(Element data from apps and pages)

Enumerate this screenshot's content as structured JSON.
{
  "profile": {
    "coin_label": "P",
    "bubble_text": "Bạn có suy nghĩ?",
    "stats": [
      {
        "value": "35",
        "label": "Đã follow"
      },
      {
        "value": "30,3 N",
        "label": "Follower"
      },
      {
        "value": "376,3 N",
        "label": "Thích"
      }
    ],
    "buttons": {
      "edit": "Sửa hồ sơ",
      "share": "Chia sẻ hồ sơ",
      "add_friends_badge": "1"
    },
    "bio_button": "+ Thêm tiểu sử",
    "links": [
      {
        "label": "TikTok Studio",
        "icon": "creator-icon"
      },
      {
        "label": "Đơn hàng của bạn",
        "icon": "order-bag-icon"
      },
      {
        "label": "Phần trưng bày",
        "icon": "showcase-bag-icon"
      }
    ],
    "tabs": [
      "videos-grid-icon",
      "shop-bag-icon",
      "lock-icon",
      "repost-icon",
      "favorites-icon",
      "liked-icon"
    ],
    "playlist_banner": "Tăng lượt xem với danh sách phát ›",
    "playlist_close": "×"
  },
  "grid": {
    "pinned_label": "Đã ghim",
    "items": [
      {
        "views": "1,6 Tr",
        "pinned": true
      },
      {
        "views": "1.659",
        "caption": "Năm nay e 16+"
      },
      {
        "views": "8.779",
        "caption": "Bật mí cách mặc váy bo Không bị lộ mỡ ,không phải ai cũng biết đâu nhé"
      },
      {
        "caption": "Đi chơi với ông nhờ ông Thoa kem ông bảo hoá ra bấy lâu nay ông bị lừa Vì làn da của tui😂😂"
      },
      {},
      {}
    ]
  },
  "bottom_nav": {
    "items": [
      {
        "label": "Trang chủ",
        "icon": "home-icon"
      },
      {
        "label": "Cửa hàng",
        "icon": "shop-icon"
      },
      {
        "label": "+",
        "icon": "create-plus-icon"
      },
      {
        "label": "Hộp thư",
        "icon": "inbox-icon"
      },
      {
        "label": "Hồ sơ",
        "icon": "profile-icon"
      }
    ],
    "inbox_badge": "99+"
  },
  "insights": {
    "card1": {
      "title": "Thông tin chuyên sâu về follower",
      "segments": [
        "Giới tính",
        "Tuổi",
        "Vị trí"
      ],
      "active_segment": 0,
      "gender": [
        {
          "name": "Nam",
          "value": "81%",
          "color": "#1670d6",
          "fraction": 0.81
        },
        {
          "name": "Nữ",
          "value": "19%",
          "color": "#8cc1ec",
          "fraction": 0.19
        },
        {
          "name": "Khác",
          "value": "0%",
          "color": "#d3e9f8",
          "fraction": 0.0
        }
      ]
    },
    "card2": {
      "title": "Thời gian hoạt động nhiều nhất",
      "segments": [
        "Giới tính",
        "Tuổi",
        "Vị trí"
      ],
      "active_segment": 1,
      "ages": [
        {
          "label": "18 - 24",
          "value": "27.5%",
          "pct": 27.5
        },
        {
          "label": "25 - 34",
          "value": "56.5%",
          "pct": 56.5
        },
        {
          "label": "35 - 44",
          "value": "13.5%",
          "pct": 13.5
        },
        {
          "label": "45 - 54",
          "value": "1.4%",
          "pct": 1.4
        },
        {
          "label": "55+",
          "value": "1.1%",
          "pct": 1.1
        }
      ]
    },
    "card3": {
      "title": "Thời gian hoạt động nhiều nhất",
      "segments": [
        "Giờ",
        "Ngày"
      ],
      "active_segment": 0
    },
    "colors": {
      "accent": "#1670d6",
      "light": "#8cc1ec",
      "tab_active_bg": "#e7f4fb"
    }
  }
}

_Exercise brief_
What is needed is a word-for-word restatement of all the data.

_Result of this task_
Enumerate this screenshot's content as structured JSON.
{
  "profile": {
    "coin_label": "P",
    "bubble_text": "Bạn có suy nghĩ?",
    "stats": [
      {
        "value": "35",
        "label": "Đã follow"
      },
      {
        "value": "30,3 N",
        "label": "Follower"
      },
      {
        "value": "376,3 N",
        "label": "Thích"
      }
    ],
    "buttons": {
      "edit": "Sửa hồ sơ",
      "share": "Chia sẻ hồ sơ",
      "add_friends_badge": "1"
    },
    "bio_button": "+ Thêm tiểu sử",
    "links": [
      {
        "label": "TikTok Studio",
        "icon": "creator-icon"
      },
      {
        "label": "Đơn hàng của bạn",
        "icon": "order-bag-icon"
      },
      {
        "label": "Phần trưng bày",
        "icon": "showcase-bag-icon"
      }
    ],
    "tabs": [
      "videos-grid-icon",
      "shop-bag-icon",
      "lock-icon",
      "repost-icon",
      "favorites-icon",
      "liked-icon"
    ],
    "playlist_banner": "Tăng lượt xem với danh sách phát ›",
    "playlist_close": "×"
  },
  "grid": {
    "pinned_label": "Đã ghim",
    "items": [
      {
        "views": "1,6 Tr",
        "pinned": true
      },
      {
        "views": "1.659",
        "caption": "Năm nay e 16+"
      },
      {
        "views": "8.779",
        "caption": "Bật mí cách mặc váy bo Không bị lộ mỡ ,không phải ai cũng biết đâu nhé"
      },
      {
        "caption": "Đi chơi với ông nhờ ông Thoa kem ông bảo hoá ra bấy lâu nay ông bị lừa Vì làn da của tui😂😂"
      },
      {},
      {}
    ]
  },
  "bottom_nav": {
    "items": [
      {
        "label": "Trang chủ",
        "icon": "home-icon"
      },
      {
        "label": "Cửa hàng",
        "icon": "shop-icon"
      },
      {
        "label": "+",
        "icon": "create-plus-icon"
      },
      {
        "label": "Hộp thư",
        "icon": "inbox-icon"
      },
      {
        "label": "Hồ sơ",
        "icon": "profile-icon"
      }
    ],
    "inbox_badge": "99+"
  },
  "insights": {
    "card1": {
      "title": "Thông tin chuyên sâu về follower",
      "segments": [
        "Giới tính",
        "Tuổi",
        "Vị trí"
      ],
      "active_segment": 0,
      "gender": [
        {
          "name": "Nam",
          "value": "81%",
          "color": "#1670d6",
          "fraction": 0.81
        },
        {
          "name": "Nữ",
          "value": "19%",
          "color": "#8cc1ec",
          "fraction": 0.19
        },
        {
          "name": "Khác",
          "value": "0%",
          "color": "#d3e9f8",
          "fraction": 0.0
        }
      ]
    },
    "card2": {
      "title": "Thời gian hoạt động nhiều nhất",
      "segments": [
        "Giới tính",
        "Tuổi",
        "Vị trí"
      ],
      "active_segment": 1,
      "ages": [
        {
          "label": "18 - 24",
          "value": "27.5%",
          "pct": 27.5
        },
        {
          "label": "25 - 34",
          "value": "56.5%",
          "pct": 56.5
        },
        {
          "label": "35 - 44",
          "value": "13.5%",
          "pct": 13.5
        },
        {
          "label": "45 - 54",
          "value": "1.4%",
          "pct": 1.4
        },
        {
          "label": "55+",
          "value": "1.1%",
          "pct": 1.1
        }
      ]
    },
    "card3": {
      "title": "Thời gian hoạt động nhiều nhất",
      "segments": [
        "Giờ",
        "Ngày"
      ],
      "active_segment": 0
    },
    "colors": {
      "accent": "#1670d6",
      "light": "#8cc1ec",
      "tab_active_bg": "#e7f4fb"
    }
  }
}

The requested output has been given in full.